Which Joe gave his name to ‘sloppy joes’? We look at five interesting sandwiches and their lexical origins.
1‘an intrusive journalist’
intruding, invasive, obtrusive, interrupting, trespassing, unwanted, unwelcome
meddlesome, meddling, interfering, busybody
inquisitive, prying, curious
informal pushy, nosy
2‘in those days opinion polls played a much less intrusive role in elections’
invasive, impossible to ignore, high-profile, prominent, unavoidable, inescapable, interrupting, disturbing
annoying, irritating, irksome
informal in one's face
3‘some parents reacted badly to the intrusive questions’
personal, prying, forward, impudent, impertinent, offensive
informal nosy, nosy-parker, snooping, snoopy
We take a look at several popular, though confusing, punctuation marks.
From Afghanistan to Zimbabwe, discover surprising and intriguing language facts from around the globe.
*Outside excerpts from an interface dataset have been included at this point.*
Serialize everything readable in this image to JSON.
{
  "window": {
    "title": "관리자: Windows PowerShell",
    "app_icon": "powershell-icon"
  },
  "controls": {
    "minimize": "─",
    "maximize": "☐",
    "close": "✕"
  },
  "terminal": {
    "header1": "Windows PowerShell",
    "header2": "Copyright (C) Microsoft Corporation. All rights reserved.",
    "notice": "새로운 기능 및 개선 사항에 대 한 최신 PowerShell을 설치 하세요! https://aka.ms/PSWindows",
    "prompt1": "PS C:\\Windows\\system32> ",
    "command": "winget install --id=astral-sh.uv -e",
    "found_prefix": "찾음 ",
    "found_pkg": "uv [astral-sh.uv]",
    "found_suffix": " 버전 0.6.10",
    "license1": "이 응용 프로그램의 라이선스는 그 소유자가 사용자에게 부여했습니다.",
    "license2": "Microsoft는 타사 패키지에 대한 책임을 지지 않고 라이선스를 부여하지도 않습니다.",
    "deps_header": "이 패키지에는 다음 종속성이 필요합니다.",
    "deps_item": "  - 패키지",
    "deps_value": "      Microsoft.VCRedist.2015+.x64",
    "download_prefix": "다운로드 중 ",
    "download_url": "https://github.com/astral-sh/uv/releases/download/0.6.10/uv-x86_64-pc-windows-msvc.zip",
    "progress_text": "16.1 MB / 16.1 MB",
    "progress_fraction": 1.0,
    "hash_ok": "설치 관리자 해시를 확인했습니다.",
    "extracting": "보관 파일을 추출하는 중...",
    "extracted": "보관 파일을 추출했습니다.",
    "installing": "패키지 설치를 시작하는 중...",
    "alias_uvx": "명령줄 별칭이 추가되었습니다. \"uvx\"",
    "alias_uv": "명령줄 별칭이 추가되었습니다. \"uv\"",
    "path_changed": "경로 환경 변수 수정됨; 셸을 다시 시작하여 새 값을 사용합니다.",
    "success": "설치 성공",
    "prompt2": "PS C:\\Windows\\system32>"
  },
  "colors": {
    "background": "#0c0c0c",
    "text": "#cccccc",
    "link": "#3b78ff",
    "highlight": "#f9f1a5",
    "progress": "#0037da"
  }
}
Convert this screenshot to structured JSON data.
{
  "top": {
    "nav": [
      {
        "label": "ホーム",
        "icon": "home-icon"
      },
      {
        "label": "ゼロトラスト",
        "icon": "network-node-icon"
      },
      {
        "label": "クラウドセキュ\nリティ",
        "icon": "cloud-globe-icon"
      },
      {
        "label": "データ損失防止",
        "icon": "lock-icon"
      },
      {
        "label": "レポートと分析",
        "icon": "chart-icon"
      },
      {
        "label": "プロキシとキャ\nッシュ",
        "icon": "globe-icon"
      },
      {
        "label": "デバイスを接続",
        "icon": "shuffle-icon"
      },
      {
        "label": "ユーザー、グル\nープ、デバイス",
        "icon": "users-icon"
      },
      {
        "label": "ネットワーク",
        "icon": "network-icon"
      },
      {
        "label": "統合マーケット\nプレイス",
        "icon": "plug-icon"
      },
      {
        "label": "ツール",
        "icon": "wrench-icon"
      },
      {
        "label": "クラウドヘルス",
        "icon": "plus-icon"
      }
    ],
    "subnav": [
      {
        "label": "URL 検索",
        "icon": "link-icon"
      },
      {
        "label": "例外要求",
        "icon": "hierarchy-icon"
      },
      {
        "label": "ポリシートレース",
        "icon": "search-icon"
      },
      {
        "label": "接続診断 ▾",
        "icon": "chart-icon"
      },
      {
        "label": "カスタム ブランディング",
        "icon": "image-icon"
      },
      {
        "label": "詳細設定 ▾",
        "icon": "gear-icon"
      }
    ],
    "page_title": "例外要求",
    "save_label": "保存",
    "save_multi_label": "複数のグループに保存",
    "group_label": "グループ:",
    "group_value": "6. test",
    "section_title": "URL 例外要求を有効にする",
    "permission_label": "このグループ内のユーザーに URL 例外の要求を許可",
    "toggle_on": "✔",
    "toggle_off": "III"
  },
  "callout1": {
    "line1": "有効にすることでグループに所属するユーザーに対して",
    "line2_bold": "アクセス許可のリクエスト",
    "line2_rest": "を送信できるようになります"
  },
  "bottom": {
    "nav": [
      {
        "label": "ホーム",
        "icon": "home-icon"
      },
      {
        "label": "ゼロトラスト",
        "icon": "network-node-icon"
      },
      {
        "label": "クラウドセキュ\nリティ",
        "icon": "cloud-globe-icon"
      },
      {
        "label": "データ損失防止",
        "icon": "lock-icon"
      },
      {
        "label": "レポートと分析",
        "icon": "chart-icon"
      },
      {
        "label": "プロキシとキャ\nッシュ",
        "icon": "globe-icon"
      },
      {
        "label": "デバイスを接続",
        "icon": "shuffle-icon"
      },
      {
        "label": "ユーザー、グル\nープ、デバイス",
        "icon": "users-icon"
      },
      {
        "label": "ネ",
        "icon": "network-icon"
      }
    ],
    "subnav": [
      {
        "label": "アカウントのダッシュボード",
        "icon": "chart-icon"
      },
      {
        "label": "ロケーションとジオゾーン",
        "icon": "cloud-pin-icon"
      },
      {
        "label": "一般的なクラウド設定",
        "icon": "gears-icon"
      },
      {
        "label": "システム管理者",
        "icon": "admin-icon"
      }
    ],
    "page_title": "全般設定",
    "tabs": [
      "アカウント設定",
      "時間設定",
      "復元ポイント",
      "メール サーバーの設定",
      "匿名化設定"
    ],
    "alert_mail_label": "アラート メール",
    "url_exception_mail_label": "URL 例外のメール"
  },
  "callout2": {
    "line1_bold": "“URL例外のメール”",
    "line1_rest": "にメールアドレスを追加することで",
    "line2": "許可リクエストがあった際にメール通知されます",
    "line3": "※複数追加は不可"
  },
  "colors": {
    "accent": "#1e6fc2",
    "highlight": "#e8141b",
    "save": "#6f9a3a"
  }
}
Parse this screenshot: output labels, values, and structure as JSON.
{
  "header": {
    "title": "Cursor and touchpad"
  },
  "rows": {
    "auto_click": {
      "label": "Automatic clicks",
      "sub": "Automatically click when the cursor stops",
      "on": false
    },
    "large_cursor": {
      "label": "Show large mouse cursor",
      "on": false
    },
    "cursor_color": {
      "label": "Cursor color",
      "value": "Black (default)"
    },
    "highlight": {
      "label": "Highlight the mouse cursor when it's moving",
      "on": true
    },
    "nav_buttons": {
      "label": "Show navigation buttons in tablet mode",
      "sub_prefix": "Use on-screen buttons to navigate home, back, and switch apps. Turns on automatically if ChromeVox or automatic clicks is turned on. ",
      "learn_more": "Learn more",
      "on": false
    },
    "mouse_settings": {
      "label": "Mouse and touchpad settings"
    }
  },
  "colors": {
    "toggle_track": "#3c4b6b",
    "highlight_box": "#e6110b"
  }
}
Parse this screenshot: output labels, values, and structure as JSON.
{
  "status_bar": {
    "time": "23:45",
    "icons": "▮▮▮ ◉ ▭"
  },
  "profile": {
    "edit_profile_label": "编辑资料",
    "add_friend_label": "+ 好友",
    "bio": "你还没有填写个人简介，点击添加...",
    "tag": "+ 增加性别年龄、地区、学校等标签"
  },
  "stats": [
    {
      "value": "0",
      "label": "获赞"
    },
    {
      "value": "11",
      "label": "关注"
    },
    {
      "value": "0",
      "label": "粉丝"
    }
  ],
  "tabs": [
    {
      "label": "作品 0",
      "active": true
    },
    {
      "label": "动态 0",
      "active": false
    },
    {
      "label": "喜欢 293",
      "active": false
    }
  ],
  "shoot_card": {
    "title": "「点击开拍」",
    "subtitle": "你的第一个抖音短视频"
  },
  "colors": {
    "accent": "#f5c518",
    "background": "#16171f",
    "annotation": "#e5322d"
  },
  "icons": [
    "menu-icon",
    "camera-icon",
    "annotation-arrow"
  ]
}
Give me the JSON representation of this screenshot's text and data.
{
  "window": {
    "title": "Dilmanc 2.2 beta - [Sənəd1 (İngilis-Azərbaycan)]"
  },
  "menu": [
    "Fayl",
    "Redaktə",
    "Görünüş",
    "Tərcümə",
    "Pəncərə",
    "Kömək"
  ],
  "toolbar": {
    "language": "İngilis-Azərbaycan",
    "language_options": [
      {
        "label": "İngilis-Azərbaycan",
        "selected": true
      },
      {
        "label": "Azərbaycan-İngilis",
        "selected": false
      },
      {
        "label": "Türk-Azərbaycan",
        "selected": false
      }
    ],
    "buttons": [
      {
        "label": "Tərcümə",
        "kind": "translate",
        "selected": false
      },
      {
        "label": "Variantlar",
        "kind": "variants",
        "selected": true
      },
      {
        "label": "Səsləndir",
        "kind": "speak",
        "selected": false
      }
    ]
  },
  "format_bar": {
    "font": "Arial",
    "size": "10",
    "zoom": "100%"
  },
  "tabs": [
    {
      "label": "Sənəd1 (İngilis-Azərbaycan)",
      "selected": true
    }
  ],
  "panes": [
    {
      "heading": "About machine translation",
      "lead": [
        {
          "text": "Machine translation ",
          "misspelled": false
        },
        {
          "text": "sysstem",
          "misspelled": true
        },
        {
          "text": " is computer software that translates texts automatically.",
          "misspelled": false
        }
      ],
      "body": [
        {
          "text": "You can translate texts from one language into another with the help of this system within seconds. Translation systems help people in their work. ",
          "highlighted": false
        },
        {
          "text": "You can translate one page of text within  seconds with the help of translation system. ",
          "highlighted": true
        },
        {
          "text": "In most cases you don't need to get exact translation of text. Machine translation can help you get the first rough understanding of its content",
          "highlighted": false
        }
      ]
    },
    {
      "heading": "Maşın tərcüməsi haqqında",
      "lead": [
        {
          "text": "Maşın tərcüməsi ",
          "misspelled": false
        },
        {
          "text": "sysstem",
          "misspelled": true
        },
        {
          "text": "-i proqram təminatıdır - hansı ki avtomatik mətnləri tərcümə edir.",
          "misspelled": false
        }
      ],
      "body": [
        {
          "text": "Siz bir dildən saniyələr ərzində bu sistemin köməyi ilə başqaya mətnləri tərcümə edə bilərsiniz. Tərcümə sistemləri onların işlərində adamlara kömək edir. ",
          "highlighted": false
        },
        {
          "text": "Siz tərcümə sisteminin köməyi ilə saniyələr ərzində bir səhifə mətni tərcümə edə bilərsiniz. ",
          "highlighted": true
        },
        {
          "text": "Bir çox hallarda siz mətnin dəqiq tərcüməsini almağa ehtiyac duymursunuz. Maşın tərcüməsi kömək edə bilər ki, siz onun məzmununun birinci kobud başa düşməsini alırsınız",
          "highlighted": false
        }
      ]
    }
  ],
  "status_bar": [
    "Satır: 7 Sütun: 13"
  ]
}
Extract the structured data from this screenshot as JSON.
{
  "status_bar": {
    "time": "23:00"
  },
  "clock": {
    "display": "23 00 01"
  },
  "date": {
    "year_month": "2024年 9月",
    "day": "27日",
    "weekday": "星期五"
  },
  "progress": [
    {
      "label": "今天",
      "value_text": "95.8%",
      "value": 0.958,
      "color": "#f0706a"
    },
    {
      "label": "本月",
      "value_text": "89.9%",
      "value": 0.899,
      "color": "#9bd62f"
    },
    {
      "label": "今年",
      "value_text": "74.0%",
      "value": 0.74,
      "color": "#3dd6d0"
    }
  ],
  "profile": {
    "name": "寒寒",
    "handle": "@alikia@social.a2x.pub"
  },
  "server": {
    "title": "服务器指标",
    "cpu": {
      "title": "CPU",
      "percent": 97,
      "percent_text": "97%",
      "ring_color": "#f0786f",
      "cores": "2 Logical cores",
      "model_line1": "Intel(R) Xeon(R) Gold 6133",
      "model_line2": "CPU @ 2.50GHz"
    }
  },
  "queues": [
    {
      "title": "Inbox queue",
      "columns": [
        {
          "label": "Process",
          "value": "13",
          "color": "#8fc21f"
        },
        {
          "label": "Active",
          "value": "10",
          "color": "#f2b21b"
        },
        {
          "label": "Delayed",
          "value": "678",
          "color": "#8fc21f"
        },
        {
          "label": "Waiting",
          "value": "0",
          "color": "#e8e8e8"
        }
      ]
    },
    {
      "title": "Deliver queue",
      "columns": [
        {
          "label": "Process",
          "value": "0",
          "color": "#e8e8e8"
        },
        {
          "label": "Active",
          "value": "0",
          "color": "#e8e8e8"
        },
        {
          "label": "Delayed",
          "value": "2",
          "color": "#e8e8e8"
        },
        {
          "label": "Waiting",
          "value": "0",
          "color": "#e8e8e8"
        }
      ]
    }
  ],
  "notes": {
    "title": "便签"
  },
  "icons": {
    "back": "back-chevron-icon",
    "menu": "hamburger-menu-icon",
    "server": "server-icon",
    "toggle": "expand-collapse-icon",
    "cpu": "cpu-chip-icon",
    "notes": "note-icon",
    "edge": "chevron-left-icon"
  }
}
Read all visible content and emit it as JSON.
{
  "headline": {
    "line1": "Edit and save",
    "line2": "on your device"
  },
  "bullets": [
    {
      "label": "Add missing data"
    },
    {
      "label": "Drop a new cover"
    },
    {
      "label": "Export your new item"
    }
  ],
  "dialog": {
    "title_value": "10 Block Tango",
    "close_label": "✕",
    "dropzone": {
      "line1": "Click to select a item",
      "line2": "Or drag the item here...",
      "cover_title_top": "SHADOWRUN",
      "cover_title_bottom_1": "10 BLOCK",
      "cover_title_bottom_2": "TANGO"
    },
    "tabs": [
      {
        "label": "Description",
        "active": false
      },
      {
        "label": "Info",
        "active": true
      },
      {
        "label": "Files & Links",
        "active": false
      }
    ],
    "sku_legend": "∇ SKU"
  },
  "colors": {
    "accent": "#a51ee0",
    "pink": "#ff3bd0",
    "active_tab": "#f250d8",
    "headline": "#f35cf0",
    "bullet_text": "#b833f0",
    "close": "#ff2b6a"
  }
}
The definitions of ‘buddy’ and ‘bro’ in the OED have recently been revised. We explore their history and increase in popularity.